Student-designed lunar sample collection system test successful


Debra Levey Larson

divers demonstrating UIUC team's tool
Diver at JSC's Neutral Buoyancy Lab pool demonstrate UIUC team's tool.

In early June, a team of undergraduate students traveled to the Johnson Space Center in Houston, Texas. The trip’s purpose was for the students to witness the lunar sample collection bag system they designed demonstrated by divers in the Neutral Buoyancy Lab pool.

A video of the divers testing Illinois’ entry is viewable on the Department of Aerospace Engineering’s YouTube channel, courtesy of NASA.

“The Illinois project team of this year’s NASA Micro-G NeXt challenge was demonstrated successfully,” said Michael Lembeck, aerospace engineering professor and director of the Laboratory for Advanced Space Systems at Illinois.

The team spent this past year examining the Apollo system design, designing and prototyping their own hardware, getting feedback from Apollo 17 astronaut Harrison Schmitt, and writing their test plans and procedures leading up to the demonstration.

Harriet Hunt hands her team's lunar sample collection bag system to a diver.
Harriet Hunt hands her team's lunar sample collection bag system to a diver.

“We were the second team to be tested and the dispenser and bags worked extremely well in the pool,” Lembeck said. “The test diver relayed that it was easy to use and he enjoyed trying out the tool. He was able to collect two rock samples and one sand sample in an eight-minute period with no major issues.”

The team’s project manager was Harriet Hunt, B.S. ’22. She served as a sub-team lead for another project in 2019.

“I learned so much about how to lead a technical project and how to handle an engineering challenge through a different lens,” Hunt said. “Following the testing week at the NBL we learned that our tool will be on display in an Artemis exhibit in downtown Houston for six months beginning in August which is really exciting for the team.
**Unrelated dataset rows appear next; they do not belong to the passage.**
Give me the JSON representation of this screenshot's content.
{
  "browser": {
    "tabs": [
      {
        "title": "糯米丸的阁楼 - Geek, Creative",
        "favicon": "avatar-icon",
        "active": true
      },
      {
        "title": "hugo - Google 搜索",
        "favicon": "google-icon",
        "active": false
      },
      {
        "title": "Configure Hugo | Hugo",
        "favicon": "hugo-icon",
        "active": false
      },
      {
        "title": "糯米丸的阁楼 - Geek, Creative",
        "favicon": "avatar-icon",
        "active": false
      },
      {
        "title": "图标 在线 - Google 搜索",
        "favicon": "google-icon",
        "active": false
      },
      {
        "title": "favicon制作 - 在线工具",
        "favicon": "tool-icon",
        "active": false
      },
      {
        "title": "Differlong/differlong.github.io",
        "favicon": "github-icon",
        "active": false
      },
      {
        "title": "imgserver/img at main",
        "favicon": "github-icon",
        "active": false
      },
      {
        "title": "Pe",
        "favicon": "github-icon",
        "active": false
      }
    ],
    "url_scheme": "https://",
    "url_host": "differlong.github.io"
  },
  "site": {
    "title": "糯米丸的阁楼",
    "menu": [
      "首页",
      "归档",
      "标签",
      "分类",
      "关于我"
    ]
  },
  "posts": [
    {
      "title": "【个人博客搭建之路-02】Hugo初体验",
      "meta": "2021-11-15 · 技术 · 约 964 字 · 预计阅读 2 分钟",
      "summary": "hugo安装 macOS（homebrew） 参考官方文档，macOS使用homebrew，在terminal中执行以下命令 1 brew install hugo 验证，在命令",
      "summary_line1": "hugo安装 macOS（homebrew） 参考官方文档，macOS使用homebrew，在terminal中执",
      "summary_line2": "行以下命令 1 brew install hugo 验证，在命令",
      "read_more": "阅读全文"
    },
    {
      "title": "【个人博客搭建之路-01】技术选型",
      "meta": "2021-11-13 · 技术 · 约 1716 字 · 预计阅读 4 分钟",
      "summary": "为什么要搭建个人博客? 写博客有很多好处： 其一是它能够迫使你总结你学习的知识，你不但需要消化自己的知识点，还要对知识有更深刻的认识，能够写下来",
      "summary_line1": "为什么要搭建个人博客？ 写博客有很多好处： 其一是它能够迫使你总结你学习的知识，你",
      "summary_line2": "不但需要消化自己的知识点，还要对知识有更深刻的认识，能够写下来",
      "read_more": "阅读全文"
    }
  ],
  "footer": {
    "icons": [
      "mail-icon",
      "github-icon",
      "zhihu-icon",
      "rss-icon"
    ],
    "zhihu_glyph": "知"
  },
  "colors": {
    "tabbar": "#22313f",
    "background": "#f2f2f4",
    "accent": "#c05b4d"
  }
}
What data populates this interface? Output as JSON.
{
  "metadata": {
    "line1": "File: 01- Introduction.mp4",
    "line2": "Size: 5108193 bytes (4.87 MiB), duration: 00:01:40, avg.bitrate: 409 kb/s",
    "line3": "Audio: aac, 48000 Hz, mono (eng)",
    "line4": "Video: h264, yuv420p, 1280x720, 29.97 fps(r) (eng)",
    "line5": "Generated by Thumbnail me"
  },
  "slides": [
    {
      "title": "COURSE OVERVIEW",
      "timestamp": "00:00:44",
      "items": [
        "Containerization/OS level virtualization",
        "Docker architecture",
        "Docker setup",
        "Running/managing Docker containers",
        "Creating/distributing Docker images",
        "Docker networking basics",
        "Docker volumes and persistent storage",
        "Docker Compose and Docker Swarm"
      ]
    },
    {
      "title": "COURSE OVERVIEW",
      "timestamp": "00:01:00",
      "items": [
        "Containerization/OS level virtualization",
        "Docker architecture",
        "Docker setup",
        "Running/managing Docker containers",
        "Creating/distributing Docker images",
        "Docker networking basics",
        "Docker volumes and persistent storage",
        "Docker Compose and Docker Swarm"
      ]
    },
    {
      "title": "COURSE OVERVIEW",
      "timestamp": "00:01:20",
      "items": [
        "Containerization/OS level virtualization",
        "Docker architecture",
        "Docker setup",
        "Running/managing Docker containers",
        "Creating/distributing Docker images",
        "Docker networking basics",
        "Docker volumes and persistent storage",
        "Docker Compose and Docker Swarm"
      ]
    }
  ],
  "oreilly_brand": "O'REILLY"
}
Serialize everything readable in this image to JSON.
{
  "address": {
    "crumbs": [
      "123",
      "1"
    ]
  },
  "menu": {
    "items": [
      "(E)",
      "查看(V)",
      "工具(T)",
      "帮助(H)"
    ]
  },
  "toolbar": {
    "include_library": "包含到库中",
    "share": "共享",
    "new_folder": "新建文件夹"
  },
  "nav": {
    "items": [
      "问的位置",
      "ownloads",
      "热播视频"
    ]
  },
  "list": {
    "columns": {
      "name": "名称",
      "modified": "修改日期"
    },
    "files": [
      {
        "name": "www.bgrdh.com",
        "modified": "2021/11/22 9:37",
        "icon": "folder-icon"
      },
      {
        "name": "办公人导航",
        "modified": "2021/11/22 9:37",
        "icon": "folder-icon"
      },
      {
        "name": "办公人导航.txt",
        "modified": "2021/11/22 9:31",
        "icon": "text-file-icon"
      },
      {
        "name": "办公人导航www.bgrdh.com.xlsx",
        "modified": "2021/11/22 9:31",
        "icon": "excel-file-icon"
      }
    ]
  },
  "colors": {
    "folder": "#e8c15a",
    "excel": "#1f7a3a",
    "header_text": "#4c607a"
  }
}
I couldn’t be more proud of my members.”

Micrognext team members
Left to right: Alex Brouillette, Sara McCarthy, Veronica Leto, and Harriet Hunt.

Hunt is currently an intern at Astranis as a mission operations engineer. In August, she will begin working full time for KBR at NASA’s Johnson Space Center as an International Space Station flight controller.

In addition to Hunt, team members included Veronica Leto, who also graduated in May, aerospace engineering sophomore Sara McCarthy, and first year electrical and computer engineering student Alex Brouillette.

Micro g NExT is one of the student project teams in UIUC's Illinois Space Society, which is the University of Illinois chapter of Students for the Exploration and Development of Space.